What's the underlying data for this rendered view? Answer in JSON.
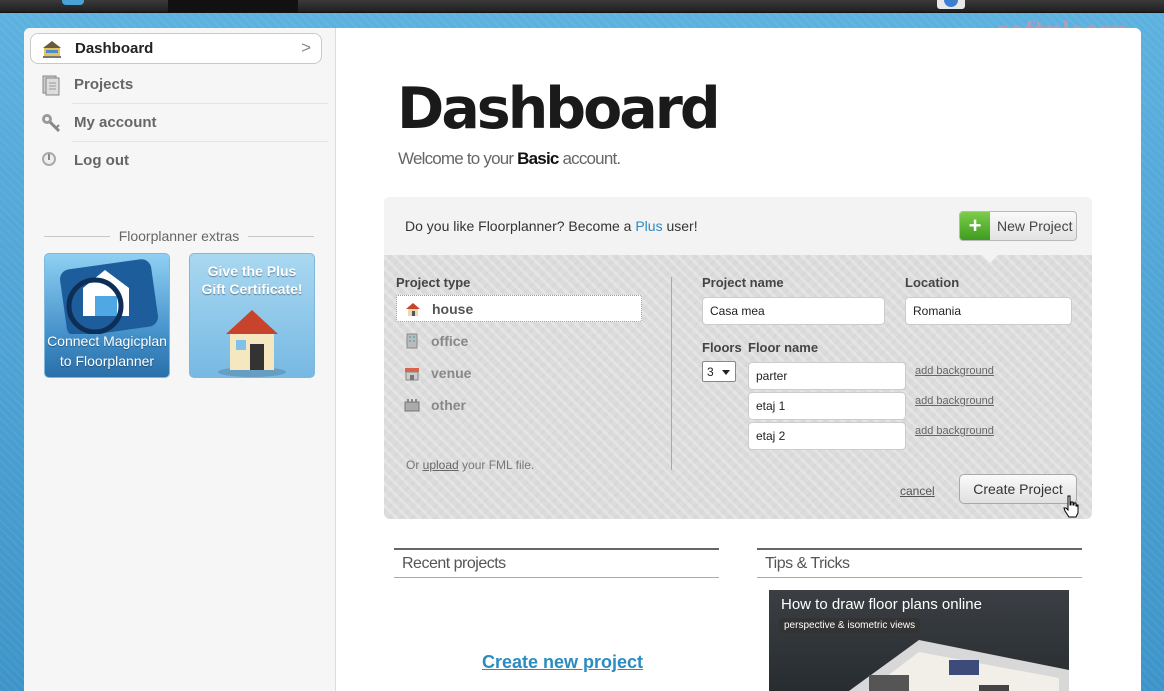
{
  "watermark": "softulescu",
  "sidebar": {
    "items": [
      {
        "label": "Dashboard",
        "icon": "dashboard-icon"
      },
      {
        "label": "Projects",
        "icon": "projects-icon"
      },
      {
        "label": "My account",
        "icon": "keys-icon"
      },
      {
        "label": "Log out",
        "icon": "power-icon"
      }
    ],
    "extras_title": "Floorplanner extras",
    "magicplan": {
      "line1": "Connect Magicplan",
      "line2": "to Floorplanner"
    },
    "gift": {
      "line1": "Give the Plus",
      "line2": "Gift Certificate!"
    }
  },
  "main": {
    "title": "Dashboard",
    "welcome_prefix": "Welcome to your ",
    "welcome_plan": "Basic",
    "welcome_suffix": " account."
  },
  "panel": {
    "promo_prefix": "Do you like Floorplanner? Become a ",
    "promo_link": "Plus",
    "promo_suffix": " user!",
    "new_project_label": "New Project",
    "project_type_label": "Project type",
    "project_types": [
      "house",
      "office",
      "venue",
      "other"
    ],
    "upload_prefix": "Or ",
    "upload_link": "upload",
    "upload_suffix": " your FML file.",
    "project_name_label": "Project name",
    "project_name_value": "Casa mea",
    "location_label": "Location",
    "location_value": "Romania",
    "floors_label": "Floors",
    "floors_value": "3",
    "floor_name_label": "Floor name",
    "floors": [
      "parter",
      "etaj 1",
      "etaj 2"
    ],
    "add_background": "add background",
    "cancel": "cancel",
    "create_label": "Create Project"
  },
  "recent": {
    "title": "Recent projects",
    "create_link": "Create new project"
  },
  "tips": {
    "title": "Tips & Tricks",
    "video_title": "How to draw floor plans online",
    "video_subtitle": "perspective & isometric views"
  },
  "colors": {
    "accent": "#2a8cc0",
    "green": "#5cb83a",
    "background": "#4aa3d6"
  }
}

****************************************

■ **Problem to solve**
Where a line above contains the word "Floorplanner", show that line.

■ **Solved problem**
    "extras_title": "Floorplanner extras",
      "line2": "to Floorplanner"
    "promo_prefix": "Do you like Floorplanner? Become a ",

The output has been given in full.